**PROBLEM DESCRIPTION**
Which lines of the material contain the word "this"? Show each one.

**DATASET RECORDS**
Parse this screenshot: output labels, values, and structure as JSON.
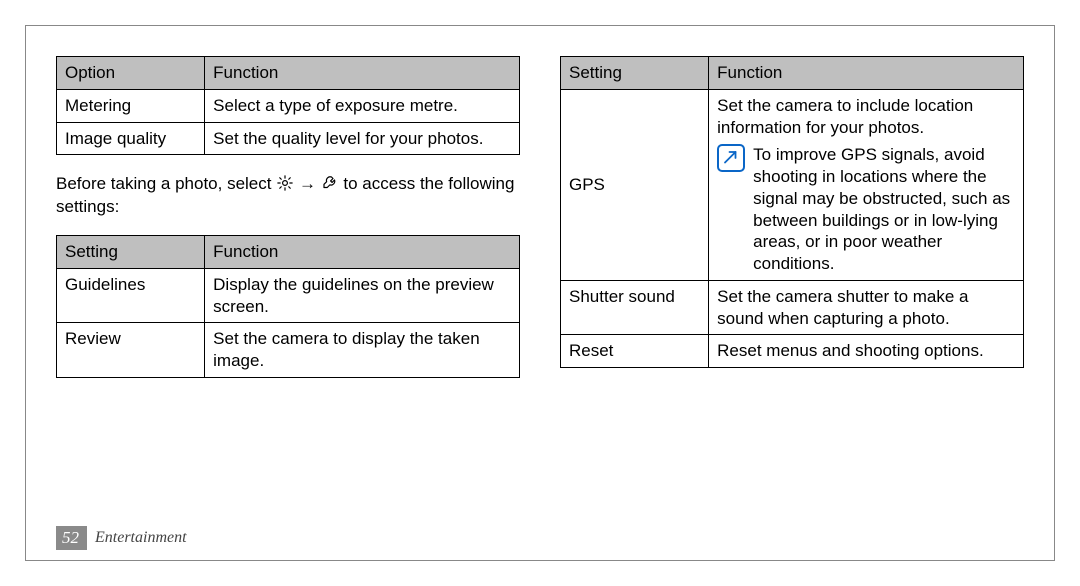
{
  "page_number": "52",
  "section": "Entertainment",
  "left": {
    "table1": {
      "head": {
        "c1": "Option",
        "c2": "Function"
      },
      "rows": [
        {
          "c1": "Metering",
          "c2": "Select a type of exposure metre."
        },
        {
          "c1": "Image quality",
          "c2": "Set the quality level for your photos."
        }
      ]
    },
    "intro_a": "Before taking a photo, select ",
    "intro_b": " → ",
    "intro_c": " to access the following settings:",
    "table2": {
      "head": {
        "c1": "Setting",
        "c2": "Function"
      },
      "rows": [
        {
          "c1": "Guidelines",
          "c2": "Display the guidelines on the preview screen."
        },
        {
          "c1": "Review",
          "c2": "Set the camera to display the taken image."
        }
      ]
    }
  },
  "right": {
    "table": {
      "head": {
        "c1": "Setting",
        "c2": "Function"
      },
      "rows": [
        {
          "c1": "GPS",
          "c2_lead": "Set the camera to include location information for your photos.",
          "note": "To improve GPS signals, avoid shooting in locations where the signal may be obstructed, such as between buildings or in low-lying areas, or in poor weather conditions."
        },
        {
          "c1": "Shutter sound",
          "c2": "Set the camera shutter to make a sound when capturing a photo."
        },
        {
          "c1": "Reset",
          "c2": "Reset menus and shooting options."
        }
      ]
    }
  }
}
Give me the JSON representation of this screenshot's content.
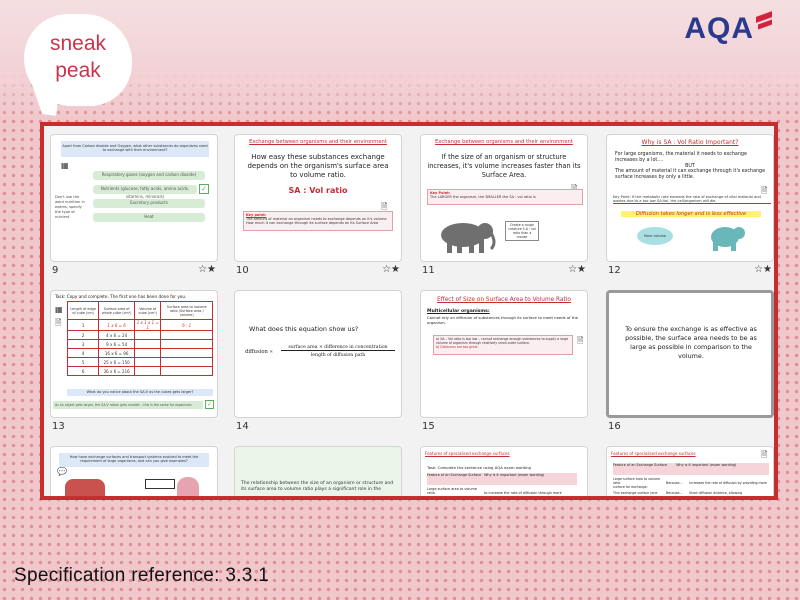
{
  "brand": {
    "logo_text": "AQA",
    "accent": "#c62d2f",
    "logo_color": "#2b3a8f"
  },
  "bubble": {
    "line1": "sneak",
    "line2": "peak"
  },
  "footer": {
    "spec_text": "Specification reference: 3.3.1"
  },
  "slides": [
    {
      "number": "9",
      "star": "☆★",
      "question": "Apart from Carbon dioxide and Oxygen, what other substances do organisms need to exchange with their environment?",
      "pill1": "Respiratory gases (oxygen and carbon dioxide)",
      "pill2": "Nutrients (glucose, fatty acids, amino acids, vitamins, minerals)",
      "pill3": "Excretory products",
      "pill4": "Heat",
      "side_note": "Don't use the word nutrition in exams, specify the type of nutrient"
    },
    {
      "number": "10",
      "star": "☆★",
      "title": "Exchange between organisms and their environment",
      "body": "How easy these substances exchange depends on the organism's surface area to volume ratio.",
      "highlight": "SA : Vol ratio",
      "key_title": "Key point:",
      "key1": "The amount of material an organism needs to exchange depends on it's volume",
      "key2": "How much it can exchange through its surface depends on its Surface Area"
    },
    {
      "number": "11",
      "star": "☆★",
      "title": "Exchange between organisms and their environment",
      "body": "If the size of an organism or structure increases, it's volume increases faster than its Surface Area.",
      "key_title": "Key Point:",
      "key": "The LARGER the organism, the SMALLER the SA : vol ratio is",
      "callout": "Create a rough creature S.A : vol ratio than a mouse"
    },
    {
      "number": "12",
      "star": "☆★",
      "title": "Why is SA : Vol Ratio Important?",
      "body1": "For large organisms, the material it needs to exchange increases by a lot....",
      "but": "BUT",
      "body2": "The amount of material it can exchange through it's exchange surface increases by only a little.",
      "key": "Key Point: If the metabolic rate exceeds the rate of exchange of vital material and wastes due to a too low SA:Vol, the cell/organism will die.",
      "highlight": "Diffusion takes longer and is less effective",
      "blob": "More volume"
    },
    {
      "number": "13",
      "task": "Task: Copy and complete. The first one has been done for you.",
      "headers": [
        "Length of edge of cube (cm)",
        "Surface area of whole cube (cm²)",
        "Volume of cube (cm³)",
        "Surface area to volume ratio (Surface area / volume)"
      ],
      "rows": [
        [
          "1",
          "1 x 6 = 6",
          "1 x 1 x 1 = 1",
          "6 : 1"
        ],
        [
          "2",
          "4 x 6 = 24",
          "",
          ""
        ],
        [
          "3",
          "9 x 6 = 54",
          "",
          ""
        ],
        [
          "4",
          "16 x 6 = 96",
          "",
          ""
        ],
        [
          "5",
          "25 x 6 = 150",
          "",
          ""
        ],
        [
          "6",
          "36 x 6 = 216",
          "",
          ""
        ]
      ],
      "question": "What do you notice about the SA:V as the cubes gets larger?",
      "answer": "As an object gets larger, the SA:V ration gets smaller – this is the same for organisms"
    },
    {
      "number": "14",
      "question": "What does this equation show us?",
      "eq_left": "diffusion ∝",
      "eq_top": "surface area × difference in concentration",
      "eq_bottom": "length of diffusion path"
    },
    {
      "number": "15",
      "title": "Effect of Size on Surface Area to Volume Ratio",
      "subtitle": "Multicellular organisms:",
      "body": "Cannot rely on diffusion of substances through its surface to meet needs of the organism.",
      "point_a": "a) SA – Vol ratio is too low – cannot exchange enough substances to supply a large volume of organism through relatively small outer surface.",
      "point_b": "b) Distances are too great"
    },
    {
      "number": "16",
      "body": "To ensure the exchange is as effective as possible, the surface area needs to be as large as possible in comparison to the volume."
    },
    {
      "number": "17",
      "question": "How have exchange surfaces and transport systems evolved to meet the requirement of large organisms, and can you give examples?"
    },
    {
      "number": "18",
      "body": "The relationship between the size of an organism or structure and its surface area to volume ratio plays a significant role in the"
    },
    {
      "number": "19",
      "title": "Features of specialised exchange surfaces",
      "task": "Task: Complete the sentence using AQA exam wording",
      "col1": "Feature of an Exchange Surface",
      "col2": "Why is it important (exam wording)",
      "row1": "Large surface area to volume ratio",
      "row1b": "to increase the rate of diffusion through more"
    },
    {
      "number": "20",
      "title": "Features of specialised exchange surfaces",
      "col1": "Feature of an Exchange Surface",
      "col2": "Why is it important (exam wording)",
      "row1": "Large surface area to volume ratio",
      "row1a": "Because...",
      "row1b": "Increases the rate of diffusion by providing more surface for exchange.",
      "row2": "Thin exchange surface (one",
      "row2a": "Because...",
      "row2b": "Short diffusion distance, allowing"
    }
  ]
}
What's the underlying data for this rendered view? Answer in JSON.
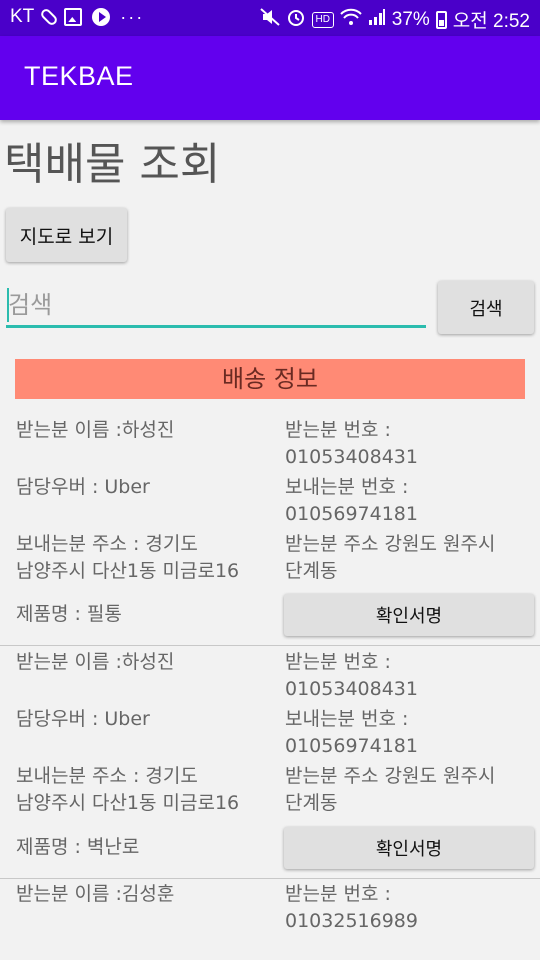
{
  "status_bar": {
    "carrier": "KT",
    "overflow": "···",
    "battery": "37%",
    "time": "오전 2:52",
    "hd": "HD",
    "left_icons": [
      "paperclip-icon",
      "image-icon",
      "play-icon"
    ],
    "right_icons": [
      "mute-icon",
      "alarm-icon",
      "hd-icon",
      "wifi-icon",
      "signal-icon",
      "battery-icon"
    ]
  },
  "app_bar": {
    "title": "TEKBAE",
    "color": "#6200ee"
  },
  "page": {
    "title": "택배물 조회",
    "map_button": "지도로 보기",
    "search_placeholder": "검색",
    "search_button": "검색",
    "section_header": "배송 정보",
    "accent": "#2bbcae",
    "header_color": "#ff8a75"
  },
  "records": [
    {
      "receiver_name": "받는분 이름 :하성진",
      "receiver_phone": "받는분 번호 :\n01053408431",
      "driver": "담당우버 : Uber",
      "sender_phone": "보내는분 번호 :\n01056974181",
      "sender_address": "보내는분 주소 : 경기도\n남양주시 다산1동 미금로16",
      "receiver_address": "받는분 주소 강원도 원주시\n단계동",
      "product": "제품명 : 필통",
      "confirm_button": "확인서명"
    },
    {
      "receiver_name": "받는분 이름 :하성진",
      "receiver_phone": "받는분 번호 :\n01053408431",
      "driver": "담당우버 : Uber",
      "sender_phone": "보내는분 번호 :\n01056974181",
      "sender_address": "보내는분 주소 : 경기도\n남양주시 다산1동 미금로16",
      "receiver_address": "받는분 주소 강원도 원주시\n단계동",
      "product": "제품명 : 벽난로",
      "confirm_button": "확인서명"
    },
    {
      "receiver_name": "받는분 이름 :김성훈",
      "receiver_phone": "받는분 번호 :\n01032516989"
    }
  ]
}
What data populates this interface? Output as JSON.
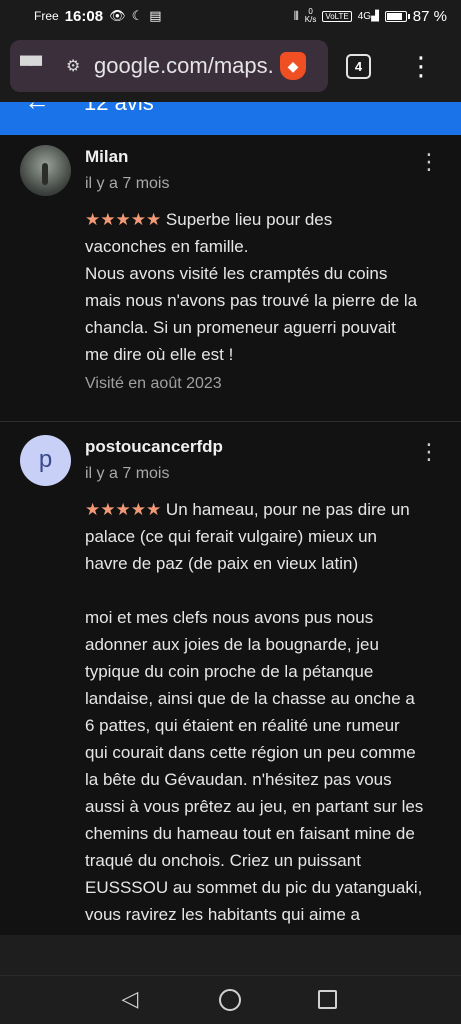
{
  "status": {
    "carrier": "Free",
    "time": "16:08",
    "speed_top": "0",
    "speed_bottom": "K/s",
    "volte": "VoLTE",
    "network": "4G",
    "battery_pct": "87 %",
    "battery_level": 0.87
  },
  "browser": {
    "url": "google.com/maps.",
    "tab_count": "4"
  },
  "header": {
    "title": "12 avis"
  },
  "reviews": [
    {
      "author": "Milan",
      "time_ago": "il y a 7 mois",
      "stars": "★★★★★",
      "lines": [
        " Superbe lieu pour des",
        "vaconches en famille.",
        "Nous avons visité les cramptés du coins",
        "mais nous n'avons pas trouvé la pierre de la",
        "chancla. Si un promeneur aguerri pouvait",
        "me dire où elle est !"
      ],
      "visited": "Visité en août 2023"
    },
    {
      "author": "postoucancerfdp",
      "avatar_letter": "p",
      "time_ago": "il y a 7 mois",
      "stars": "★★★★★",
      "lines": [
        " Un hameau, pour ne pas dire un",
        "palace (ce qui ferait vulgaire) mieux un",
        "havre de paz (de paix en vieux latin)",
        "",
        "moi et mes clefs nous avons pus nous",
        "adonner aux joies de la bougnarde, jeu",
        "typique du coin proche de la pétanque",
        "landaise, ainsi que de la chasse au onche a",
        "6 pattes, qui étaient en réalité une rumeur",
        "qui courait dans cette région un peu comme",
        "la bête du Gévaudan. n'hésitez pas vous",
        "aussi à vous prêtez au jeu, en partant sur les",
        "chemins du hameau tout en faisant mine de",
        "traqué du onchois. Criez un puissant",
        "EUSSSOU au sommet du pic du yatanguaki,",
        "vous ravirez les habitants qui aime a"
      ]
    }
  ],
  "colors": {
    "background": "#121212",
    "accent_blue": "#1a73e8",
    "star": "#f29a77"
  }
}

**OUTPUT OF THE EXERCISE**
Parse this screenshot: output labels, values, and structure as JSON.
Give me the JSON representation of this screenshot's content.
      "answer": "As an object gets larger, the SA:V ration gets smaller – this is the same for organisms"
      "question": "What does this equation show us?",
What's the underlying data for this rendered view? Answer in JSON.
What data populates this interface? Output as JSON.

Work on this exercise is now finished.